Research Article

Effects of sleep disruption on cognitive performance and mood in medical house officers.

Br Med J (Clin Res Ed) 1987; 295 doi: https://doi.org/10.1136/bmj.295.6612.1513 (Published 12 December 1987) Cite this as: Br Med J (Clin Res Ed) 1987;295:1513
  1. I J Deary,
  2. R Tait
  1. Department of Psychology, University of Edinburgh.

    Abstract

    Twelve medical house officers were tested on a battery of memory, concentration, and work related tasks after three conditions: a night spent off duty; a night spent on call; and a night spent admitting emergency cases. Short term recall, but not digit span, concentration, or work related abilities, was impaired after a night of emergency admissions. A night spent on call had no effect on cognitive performance. Self reported mood scores showed that house officers were more deactivated (indicating a lack of vigour and drive) after nights of emergency admissions but not after nights on call. Significant between subject differences were found for five of the eight cognitive tests.
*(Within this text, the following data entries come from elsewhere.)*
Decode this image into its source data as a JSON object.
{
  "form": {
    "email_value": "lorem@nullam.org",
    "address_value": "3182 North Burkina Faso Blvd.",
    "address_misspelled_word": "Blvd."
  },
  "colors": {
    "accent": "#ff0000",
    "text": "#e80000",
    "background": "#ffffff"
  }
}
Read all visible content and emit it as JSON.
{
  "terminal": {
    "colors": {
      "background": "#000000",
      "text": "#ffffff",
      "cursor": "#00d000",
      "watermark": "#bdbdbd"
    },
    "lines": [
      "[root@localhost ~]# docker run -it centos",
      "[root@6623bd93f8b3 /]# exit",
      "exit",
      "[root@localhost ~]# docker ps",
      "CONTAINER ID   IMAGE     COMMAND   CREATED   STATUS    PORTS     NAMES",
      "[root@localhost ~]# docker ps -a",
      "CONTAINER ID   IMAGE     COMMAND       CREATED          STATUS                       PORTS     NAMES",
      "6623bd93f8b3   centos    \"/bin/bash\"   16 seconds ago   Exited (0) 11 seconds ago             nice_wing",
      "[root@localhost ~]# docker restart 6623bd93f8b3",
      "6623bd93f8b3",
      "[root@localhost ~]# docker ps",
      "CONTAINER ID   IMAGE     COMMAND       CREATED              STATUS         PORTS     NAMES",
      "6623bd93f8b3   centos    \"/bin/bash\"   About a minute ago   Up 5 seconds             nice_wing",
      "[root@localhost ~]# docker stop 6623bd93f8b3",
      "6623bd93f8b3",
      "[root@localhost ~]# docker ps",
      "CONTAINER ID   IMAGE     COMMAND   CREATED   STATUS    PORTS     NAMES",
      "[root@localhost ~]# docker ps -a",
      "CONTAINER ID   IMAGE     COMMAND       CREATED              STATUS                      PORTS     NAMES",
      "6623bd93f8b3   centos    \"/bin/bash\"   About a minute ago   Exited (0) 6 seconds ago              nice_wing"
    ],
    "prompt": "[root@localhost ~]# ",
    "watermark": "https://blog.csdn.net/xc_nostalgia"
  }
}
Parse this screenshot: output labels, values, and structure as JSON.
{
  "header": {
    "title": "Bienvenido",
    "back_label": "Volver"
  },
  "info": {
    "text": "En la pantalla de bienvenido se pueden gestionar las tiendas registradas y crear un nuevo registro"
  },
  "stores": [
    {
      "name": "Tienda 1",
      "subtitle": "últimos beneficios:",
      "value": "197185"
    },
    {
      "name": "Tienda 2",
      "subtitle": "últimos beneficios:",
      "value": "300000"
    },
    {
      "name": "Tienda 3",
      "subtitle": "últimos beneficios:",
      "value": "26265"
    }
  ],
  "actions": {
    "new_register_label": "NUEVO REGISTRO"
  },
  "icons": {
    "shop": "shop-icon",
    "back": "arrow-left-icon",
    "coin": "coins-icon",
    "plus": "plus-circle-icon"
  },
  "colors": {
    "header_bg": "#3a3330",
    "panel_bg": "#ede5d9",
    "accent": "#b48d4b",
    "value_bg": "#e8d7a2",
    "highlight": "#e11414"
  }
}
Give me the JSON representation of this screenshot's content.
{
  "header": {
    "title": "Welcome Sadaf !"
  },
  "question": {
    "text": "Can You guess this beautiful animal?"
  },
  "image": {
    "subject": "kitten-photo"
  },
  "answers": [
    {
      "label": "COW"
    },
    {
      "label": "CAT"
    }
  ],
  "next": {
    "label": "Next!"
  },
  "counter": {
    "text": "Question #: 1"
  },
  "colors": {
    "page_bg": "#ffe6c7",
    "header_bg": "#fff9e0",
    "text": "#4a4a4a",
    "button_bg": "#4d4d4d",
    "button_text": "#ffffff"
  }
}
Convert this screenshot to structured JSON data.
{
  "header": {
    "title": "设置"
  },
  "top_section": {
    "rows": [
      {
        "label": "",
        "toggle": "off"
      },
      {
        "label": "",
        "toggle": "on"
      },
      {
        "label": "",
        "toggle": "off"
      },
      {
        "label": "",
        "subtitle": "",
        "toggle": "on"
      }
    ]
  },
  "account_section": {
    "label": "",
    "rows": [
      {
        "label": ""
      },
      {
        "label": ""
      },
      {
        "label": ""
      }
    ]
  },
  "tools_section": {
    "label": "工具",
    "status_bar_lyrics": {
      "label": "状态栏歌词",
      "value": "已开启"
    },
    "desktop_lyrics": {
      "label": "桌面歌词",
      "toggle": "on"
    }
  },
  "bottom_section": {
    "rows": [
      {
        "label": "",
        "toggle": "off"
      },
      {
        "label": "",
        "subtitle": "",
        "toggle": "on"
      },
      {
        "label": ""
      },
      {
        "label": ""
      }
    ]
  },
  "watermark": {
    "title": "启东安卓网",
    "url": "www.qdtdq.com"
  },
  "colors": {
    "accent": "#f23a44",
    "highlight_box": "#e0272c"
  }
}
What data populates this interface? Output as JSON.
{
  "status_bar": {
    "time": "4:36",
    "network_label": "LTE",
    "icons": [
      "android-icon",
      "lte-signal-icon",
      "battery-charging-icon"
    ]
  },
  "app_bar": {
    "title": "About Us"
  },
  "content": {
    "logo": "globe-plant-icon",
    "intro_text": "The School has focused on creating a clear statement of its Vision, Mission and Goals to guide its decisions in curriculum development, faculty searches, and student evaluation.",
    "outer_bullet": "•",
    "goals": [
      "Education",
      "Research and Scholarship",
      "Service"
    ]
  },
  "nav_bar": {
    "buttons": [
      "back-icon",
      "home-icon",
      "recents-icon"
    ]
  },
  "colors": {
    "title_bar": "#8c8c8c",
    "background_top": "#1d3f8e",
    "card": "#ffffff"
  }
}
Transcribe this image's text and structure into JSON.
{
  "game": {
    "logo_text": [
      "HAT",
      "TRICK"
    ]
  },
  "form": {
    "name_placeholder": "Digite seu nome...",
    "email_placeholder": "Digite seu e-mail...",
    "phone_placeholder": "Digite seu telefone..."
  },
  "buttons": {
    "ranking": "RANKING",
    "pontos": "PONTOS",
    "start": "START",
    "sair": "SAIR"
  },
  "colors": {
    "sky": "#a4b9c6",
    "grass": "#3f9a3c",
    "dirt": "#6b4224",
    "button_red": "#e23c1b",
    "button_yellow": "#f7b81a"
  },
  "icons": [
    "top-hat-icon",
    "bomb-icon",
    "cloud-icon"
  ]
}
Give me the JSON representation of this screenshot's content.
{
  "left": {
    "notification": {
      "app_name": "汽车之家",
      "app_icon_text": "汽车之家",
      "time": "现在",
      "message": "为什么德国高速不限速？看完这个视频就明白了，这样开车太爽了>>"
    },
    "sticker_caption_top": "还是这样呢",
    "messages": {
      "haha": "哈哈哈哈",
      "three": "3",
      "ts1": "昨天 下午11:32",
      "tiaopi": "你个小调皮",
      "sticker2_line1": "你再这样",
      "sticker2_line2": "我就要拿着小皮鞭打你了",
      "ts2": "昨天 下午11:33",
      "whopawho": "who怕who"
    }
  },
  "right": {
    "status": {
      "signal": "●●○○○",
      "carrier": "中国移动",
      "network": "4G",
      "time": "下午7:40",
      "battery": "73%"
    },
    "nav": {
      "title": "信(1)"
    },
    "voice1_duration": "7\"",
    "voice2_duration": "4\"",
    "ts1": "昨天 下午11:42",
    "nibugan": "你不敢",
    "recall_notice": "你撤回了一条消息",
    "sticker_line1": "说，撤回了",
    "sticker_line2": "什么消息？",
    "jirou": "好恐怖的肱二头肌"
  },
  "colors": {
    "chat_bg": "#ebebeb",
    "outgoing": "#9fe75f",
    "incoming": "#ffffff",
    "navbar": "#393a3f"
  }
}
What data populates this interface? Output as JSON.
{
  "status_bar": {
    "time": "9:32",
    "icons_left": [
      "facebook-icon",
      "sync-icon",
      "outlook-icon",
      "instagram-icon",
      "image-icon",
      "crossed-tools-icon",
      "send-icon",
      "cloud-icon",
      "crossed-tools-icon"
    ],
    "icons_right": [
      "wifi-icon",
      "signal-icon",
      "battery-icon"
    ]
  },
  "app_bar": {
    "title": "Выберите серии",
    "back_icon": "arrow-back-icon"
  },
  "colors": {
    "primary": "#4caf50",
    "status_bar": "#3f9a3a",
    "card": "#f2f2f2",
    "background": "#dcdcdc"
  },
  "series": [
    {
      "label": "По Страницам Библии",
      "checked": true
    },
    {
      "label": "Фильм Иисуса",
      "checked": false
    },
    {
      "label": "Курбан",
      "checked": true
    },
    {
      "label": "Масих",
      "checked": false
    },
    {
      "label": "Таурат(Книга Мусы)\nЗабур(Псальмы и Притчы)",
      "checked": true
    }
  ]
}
Though loss of sleep and long hours of work have an effect on memory and mood, the individual differences among doctors are the main source of the variance in performance of tasks.